Trix Twin History : Gradients in Pictures
© Copyright 2010 Garry Lefevre all rights reserved
After 4 years of rapid development 1939 was no exception. Many new models were planned and some introduced. Unfortunately as we all know in September of that year the Second World War began which meant production stopped with some planned new items never getting beyond the prototype stage. Some did make it to the shops. Produced in small numbers, some were not made after the war. The gradients were one such example.
Below a leaflet from Bassett Lowke
For some time Bassett-Lowke had used gradients on their demonstration layouts in their shops and by Trix on exhibition layouts. These could be assembled in different formations. Demand from the public led Bassett-Lowke to make these for sale to the public.
Launched in 1939 with the name “Lowko” Gradients. A name Bassett-Lowke had used for other 0 gauge model railway items being a play on the word Lowke but with the sound of LOCO.

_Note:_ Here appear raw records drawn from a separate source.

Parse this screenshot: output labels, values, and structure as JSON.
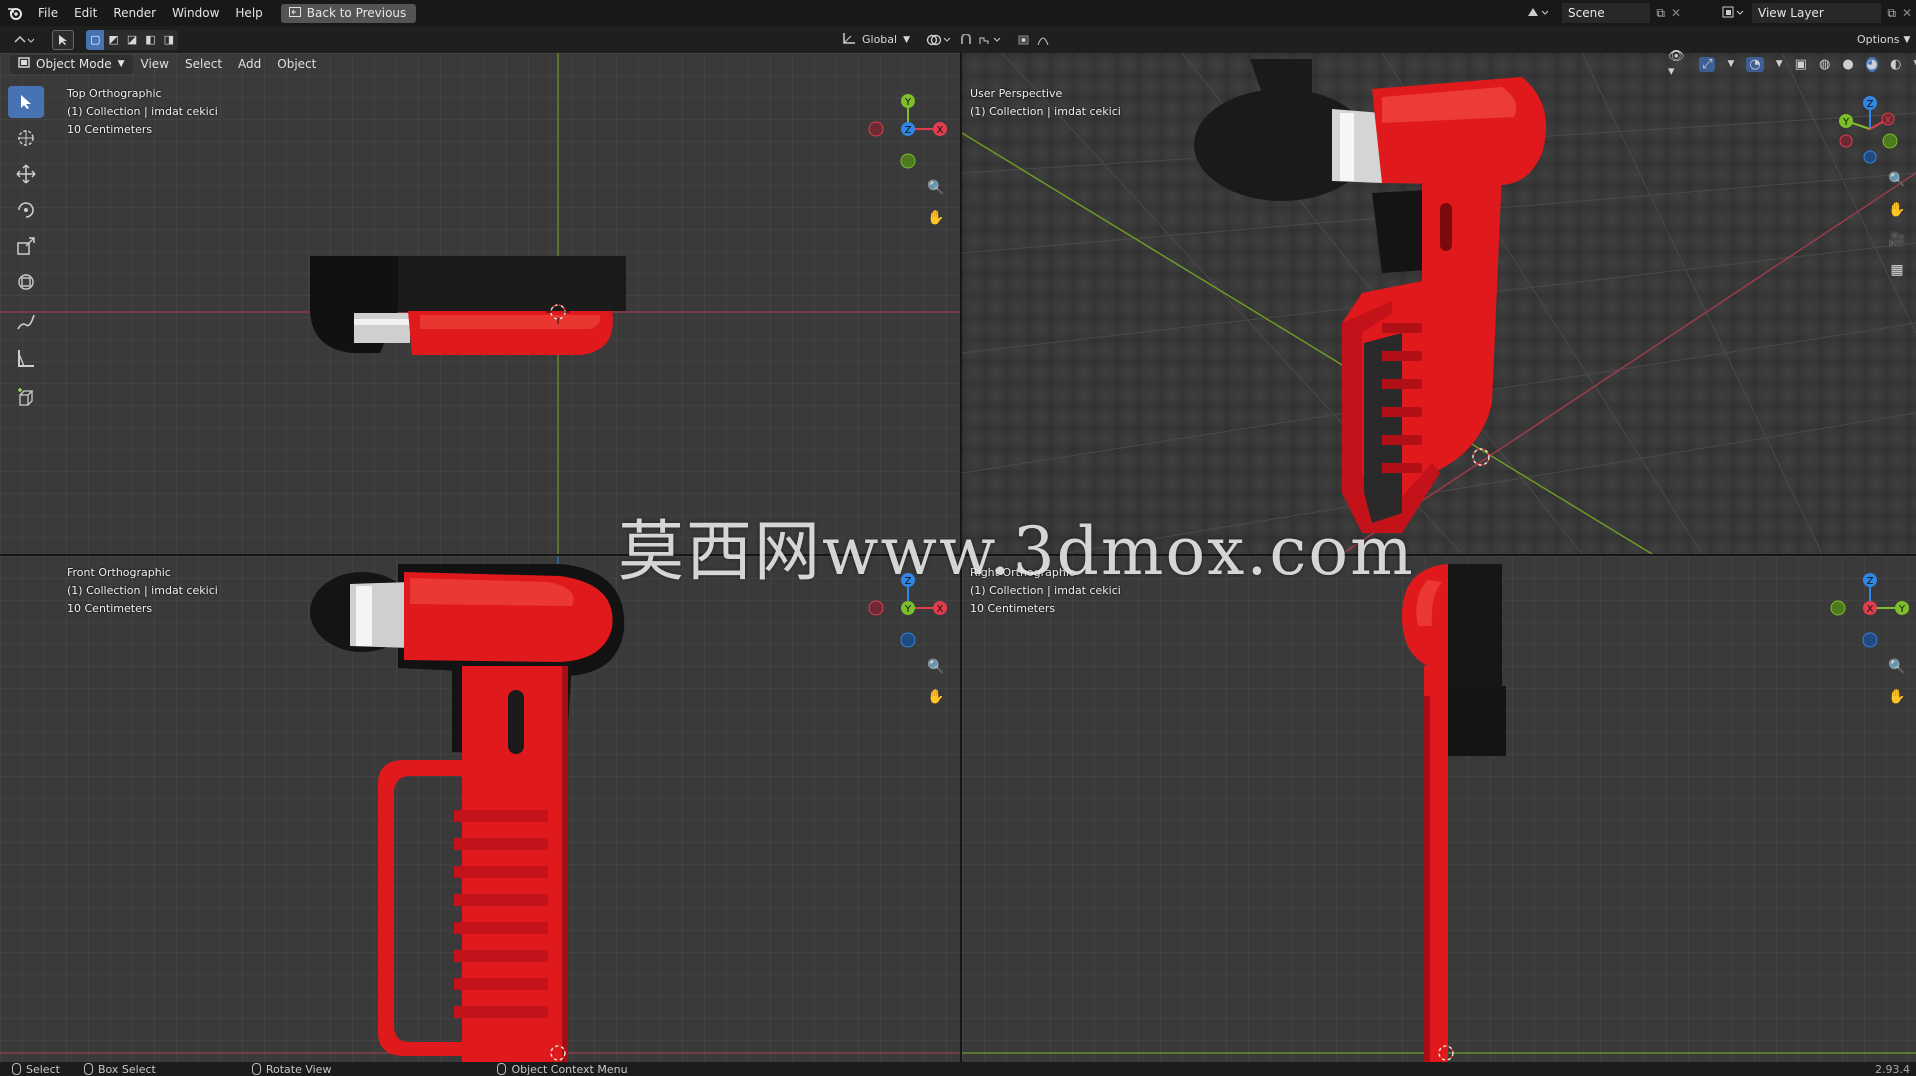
{
  "menu": {
    "file": "File",
    "edit": "Edit",
    "render": "Render",
    "window": "Window",
    "help": "Help"
  },
  "back_button": "Back to Previous",
  "scene": {
    "label": "Scene"
  },
  "view_layer": {
    "label": "View Layer"
  },
  "toolbar": {
    "orientation": "Global",
    "options": "Options"
  },
  "header": {
    "mode": "Object Mode",
    "view": "View",
    "select": "Select",
    "add": "Add",
    "object": "Object"
  },
  "viewports": {
    "top": {
      "view": "Top Orthographic",
      "collection": "(1) Collection | imdat cekici",
      "scale": "10 Centimeters"
    },
    "persp": {
      "view": "User Perspective",
      "collection": "(1) Collection | imdat cekici"
    },
    "front": {
      "view": "Front Orthographic",
      "collection": "(1) Collection | imdat cekici",
      "scale": "10 Centimeters"
    },
    "right": {
      "view": "Right Orthographic",
      "collection": "(1) Collection | imdat cekici",
      "scale": "10 Centimeters"
    }
  },
  "watermark": "莫西网www.3dmox.com",
  "status": {
    "select": "Select",
    "box_select": "Box Select",
    "rotate_view": "Rotate View",
    "context_menu": "Object Context Menu",
    "version": "2.93.4"
  },
  "colors": {
    "accent": "#4772b3",
    "object_red": "#e0191c",
    "x_axis": "#e23d4c",
    "y_axis": "#7cbf2a",
    "z_axis": "#2f86e6"
  }
}
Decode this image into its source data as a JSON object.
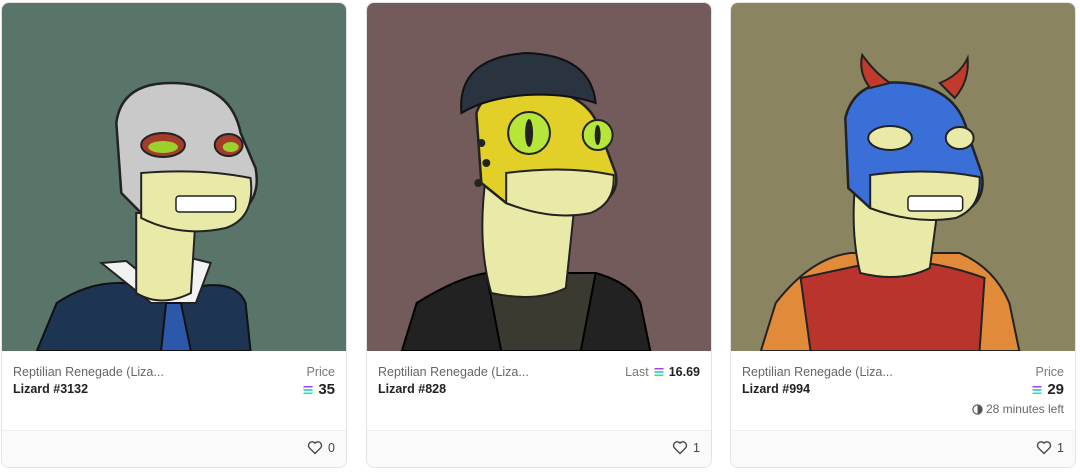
{
  "cards": [
    {
      "collection": "Reptilian Renegade (Liza...",
      "name": "Lizard #3132",
      "price_label": "Price",
      "price": "35",
      "likes": "0",
      "bg_color": "#597569",
      "skin_color": "#c8c8c8"
    },
    {
      "collection": "Reptilian Renegade (Liza...",
      "name": "Lizard #828",
      "last_label": "Last",
      "last_price": "16.69",
      "likes": "1",
      "bg_color": "#735a5b",
      "skin_color": "#e2cf28"
    },
    {
      "collection": "Reptilian Renegade (Liza...",
      "name": "Lizard #994",
      "price_label": "Price",
      "price": "29",
      "time_left": "28 minutes left",
      "likes": "1",
      "bg_color": "#8a8460",
      "skin_color": "#3a6fd8"
    }
  ],
  "icons": {
    "currency": "solana-icon",
    "like": "heart-icon",
    "timer": "clock-icon"
  }
}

The leaflet above shows the various components and one example of their use.
Another recent example is shown below :-
This layout under construction shows how the gradients can be used to raise an outer track over a double track and reversing down into the inside.
The components of the system consist of wooden strips either straight or curved, each two full Bakelite track lengths. These are mounted on to piers which vary in height so as to raise the track to a height of 3 ¼ inches (83mm) over 14 full rails the equivalent of 3.25%. The thickness of the gradients is ½ inch (12.5mm). This means the clearance underneath is 2 ¾ inches ( 70mm).

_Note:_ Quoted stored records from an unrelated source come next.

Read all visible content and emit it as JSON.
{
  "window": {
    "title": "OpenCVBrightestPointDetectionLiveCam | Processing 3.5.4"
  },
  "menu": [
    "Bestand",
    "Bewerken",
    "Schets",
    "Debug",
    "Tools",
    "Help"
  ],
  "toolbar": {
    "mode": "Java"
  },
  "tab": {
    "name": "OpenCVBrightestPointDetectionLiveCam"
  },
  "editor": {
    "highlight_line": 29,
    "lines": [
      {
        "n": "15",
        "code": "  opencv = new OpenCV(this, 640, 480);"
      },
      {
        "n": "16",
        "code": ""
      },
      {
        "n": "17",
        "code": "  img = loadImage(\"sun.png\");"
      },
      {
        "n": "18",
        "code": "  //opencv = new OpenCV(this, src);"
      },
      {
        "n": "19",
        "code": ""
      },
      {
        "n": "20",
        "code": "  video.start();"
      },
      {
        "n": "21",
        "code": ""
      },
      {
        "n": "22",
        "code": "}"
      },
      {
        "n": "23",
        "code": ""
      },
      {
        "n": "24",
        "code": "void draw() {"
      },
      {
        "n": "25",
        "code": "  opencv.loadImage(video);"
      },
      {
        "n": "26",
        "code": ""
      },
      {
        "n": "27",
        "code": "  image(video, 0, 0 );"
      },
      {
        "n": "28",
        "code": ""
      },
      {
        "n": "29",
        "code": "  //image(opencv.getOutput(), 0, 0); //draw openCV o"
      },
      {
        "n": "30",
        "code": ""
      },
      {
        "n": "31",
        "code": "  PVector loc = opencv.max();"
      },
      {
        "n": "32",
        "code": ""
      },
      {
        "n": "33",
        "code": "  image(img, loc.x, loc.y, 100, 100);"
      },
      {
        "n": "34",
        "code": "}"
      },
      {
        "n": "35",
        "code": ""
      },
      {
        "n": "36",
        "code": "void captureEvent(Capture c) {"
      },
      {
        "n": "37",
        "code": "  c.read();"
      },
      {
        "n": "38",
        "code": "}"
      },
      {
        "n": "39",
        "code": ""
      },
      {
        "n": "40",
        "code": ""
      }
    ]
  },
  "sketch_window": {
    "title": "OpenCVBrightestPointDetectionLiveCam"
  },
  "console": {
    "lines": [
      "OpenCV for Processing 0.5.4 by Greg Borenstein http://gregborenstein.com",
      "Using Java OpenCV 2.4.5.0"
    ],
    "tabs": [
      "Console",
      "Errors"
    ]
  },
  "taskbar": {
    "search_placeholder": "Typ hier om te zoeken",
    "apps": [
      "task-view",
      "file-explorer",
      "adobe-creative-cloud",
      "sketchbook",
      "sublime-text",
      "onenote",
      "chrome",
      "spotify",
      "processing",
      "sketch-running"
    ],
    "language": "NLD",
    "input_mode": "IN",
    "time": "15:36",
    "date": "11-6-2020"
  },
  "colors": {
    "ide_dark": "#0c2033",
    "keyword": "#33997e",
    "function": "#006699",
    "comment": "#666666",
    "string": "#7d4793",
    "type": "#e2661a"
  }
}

The above picture shows the components.
Each gradient is exactly either two straights or two curves long. The first gradient is tapered so it rises from zero to ½ inch (12.5 mm). The second raises the track to 1 inch (25mm) and at this height is attached to the first pier. Other gradients are all ½ inch thick ( 12.5mm) and 2 ½ inches wide (62.5mm).
Half straights and curves are provided, ( that is one rail length needed for some formations).
Each pier is ½ inch higher (12.5mm) than the one before, except for the last one which is only ¼ inch higher (6.25mm). This enables a smooth transfer from the upslope to the horizontal at the top.
Note : each of the platforms at the top of each pier is not flat but bevelled so that the centre is about 1/32 of an inch higher (>1mm) than the outside edge.
The gradients are held in place to the piers by means of a special clip. This has sharp teeth that bite into the wood when the screw is put into the pre-drilled holes.
View of a clip in place on one of the piers
Near the base of each pier is a slit. Into this rail clamps can be fitted to hold the piers to the table top.
These gradients were sold in sets and individually, the price list shows them separately priced.
Each starter set consisted of :
Two tapered track bases, six piers stamped with a letter A to F to identify their order, five straight base gradients, clips and screws and an instruction leaflet.
This would raise the track to the full height. Additional pieces would be needed for a down slope or to run along at the new height.
The price of the starter set was 17/6 that’s about 87 pence or after inflation the equivalent today would be £ 45
These sets were either painted in pale yellow or pale green similar to the “TrixStadt” station and the other wooden buildings.
They were made of special African white mahogany for the strength yet lightness of the material.
Sad to write they were never produced after the war.
It is not known how many were sold to the public.
Many were probably used for fire wood in the cold winter war days !!
Today they are a rare collectors item